One of the best pieces is an essay on the challenges and rewards of composing music for films; he proposes that music should be part of the organic structure of a film from the beginning, not pasted on at the end, though I think it is still true today that film music is normally an afterthought. Even those filmmakers who make best use of music — Terrence Malick, Paul Thomas Anderson, Quentin Tarantino — usually do so with pre-existing music, rather than music composed specifically for the film.

Vaughan Williams worked for several years on a hymnal for the English church, and he has a fine little essay celebrating the beautiful hymn tunes produced over the centuries by English church musicians. (His exemplar is “Miles Lane”.) He remarks that spending time with those tunes did more for his composing than any amount of formal study could have done, and praises the value of hard work in a practical music context, which, he notes, in another grumpy appraisal, turned even Mahler into “a very tolerable imitation of a composer”.

After the lead essay, the longest in the collection is a “musical autobiography”, in which he traces the course of, and notes the primary influences on, his musical development.
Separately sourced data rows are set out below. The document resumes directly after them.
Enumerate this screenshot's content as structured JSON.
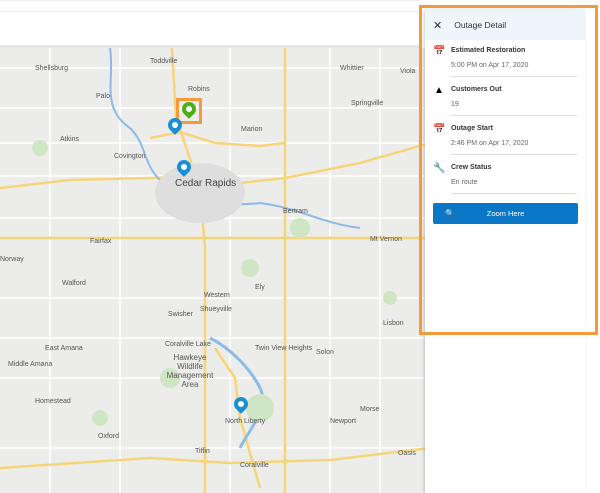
{
  "map": {
    "labels": [
      "Shellsburg",
      "Toddville",
      "Robins",
      "Whittier",
      "Viola",
      "Palo",
      "Springville",
      "Marion",
      "Covington",
      "Atkins",
      "Cedar Rapids",
      "Bertram",
      "Fairfax",
      "Mt Vernon",
      "Norway",
      "Walford",
      "Ely",
      "Western",
      "Swisher",
      "Shueyville",
      "Lisbon",
      "Solon",
      "Twin View Heights",
      "Coralville Lake",
      "Hawkeye Wildlife Management Area",
      "Middle Amana",
      "East Amana",
      "Homestead",
      "North Liberty",
      "Morse",
      "Newport",
      "Oxford",
      "Tiffin",
      "Oasis",
      "Coralville"
    ],
    "pins": [
      {
        "type": "outage",
        "color": "#4caf1a",
        "icon": "warning-icon"
      },
      {
        "type": "crew",
        "color": "#1a8fd6"
      },
      {
        "type": "location",
        "color": "#1a8fd6"
      },
      {
        "type": "location",
        "color": "#1a8fd6"
      }
    ],
    "highlight_color": "#f39a3c"
  },
  "panel": {
    "title": "Outage Detail",
    "close_icon": "close-icon",
    "fields": [
      {
        "icon": "calendar-check-icon",
        "label": "Estimated Restoration",
        "value": "5:00 PM on Apr 17, 2020"
      },
      {
        "icon": "warning-icon",
        "label": "Customers Out",
        "value": "19"
      },
      {
        "icon": "calendar-x-icon",
        "label": "Outage Start",
        "value": "2:46 PM on Apr 17, 2020"
      },
      {
        "icon": "wrench-icon",
        "label": "Crew Status",
        "value": "En route"
      }
    ],
    "button": "Zoom Here",
    "button_color": "#0a76c6"
  }
}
His education intersected with the lives of Stanford, Parry, and (or nearly) Elgar, and I found it a quite fascinating story. But, I admit, it is a story that takes us down an inexcusably tangential path when our attention is supposed to be on Beethoven, so I will save it for, perhaps, another time.

**

For an envoi, let’s hear the Op.131 quartet, played here by the Alban Berg Quartet. Happy birthday, Beethoven.

Leave a Reply

Fill in your details below or click an icon to log in:

WordPress.com Logo

You are commenting using your WordPress.com account. Log Out /  Change )

Google photo

You are commenting using your Google account. Log Out /  Change )

Twitter picture

You are commenting using your Twitter account. Log Out /  Change )

Facebook photo

You are commenting using your Facebook account. Log Out /  Change )

Connecting to %s

%d bloggers like this: